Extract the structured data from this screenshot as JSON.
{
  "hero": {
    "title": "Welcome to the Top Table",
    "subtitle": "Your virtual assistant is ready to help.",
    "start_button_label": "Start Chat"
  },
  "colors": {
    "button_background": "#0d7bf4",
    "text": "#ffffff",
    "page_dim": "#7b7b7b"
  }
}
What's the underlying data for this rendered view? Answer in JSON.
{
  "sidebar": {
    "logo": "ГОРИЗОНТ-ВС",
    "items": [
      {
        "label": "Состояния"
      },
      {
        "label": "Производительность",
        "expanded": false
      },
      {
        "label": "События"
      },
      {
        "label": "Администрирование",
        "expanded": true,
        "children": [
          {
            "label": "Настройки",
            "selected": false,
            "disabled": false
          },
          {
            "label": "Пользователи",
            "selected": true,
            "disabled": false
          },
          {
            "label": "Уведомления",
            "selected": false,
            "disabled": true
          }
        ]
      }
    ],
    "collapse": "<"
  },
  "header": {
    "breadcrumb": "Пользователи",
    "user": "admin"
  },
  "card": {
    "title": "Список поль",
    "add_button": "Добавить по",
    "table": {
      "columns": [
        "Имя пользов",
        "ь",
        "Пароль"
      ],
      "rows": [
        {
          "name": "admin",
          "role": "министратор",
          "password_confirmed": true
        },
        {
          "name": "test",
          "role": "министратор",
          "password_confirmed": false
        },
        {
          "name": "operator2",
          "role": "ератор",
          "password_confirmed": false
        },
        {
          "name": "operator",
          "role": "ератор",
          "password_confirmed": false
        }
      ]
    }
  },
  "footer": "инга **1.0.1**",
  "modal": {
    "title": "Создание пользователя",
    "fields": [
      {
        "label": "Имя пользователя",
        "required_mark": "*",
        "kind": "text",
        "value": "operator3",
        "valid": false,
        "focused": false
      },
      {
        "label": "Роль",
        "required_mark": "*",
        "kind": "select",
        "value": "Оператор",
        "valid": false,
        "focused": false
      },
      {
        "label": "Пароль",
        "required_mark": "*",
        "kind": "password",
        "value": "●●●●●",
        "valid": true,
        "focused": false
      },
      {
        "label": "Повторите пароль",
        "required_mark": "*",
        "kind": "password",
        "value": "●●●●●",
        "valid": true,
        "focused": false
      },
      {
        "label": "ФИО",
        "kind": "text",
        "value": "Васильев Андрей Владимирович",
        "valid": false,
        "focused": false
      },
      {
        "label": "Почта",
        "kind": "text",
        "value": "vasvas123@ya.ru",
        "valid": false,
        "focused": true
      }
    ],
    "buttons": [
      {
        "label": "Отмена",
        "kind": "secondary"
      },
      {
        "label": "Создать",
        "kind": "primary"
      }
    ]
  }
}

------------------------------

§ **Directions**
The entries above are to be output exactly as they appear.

§ **Exercise response**
Extract the structured data from this screenshot as JSON.
{
  "hero": {
    "title": "Welcome to the Top Table",
    "subtitle": "Your virtual assistant is ready to help.",
    "start_button_label": "Start Chat"
  },
  "colors": {
    "button_background": "#0d7bf4",
    "text": "#ffffff",
    "page_dim": "#7b7b7b"
  }
}
What's the underlying data for this rendered view? Answer in JSON.
{
  "sidebar": {
    "logo": "ГОРИЗОНТ-ВС",
    "items": [
      {
        "label": "Состояния"
      },
      {
        "label": "Производительность",
        "expanded": false
      },
      {
        "label": "События"
      },
      {
        "label": "Администрирование",
        "expanded": true,
        "children": [
          {
            "label": "Настройки",
            "selected": false,
            "disabled": false
          },
          {
            "label": "Пользователи",
            "selected": true,
            "disabled": false
          },
          {
            "label": "Уведомления",
            "selected": false,
            "disabled": true
          }
        ]
      }
    ],
    "collapse": "<"
  },
  "header": {
    "breadcrumb": "Пользователи",
    "user": "admin"
  },
  "card": {
    "title": "Список поль",
    "add_button": "Добавить по",
    "table": {
      "columns": [
        "Имя пользов",
        "ь",
        "Пароль"
      ],
      "rows": [
        {
          "name": "admin",
          "role": "министратор",
          "password_confirmed": true
        },
        {
          "name": "test",
          "role": "министратор",
          "password_confirmed": false
        },
        {
          "name": "operator2",
          "role": "ератор",
          "password_confirmed": false
        },
        {
          "name": "operator",
          "role": "ератор",
          "password_confirmed": false
        }
      ]
    }
  },
  "footer": "инга **1.0.1**",
  "modal": {
    "title": "Создание пользователя",
    "fields": [
      {
        "label": "Имя пользователя",
        "required_mark": "*",
        "kind": "text",
        "value": "operator3",
        "valid": false,
        "focused": false
      },
      {
        "label": "Роль",
        "required_mark": "*",
        "kind": "select",
        "value": "Оператор",
        "valid": false,
        "focused": false
      },
      {
        "label": "Пароль",
        "required_mark": "*",
        "kind": "password",
        "value": "●●●●●",
        "valid": true,
        "focused": false
      },
      {
        "label": "Повторите пароль",
        "required_mark": "*",
        "kind": "password",
        "value": "●●●●●",
        "valid": true,
        "focused": false
      },
      {
        "label": "ФИО",
        "kind": "text",
        "value": "Васильев Андрей Владимирович",
        "valid": false,
        "focused": false
      },
      {
        "label": "Почта",
        "kind": "text",
        "value": "vasvas123@ya.ru",
        "valid": false,
        "focused": true
      }
    ],
    "buttons": [
      {
        "label": "Отмена",
        "kind": "secondary"
      },
      {
        "label": "Создать",
        "kind": "primary"
      }
    ]
  }
}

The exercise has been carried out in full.